==== EXTRACTED RECORDS ====
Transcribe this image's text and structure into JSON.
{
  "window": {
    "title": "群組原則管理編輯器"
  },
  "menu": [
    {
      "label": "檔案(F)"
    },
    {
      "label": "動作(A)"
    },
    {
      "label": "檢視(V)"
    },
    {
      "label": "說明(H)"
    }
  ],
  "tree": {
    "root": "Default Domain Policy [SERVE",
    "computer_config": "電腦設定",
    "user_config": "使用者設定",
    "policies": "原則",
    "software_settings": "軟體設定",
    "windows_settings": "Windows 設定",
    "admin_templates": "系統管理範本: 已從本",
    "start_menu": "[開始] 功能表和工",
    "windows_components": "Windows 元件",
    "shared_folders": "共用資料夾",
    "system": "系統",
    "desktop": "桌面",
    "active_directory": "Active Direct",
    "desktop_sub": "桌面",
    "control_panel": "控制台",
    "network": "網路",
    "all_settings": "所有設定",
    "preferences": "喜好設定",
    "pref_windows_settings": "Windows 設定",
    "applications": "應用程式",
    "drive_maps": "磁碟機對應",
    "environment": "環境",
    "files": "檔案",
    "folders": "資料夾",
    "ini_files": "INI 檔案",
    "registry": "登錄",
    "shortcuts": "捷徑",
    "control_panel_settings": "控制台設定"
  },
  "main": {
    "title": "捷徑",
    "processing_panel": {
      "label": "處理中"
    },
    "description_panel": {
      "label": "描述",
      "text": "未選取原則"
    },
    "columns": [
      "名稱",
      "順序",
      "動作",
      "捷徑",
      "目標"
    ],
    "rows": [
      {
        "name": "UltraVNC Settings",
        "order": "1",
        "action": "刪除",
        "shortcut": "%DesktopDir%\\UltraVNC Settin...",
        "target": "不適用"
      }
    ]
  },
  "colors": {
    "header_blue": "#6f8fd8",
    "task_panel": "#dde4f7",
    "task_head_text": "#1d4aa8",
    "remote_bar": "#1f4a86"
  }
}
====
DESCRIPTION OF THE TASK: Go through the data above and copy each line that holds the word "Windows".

EXPECTED OUTPUT:
    "windows_settings": "Windows 設定",
    "windows_components": "Windows 元件",
    "pref_windows_settings": "Windows 設定",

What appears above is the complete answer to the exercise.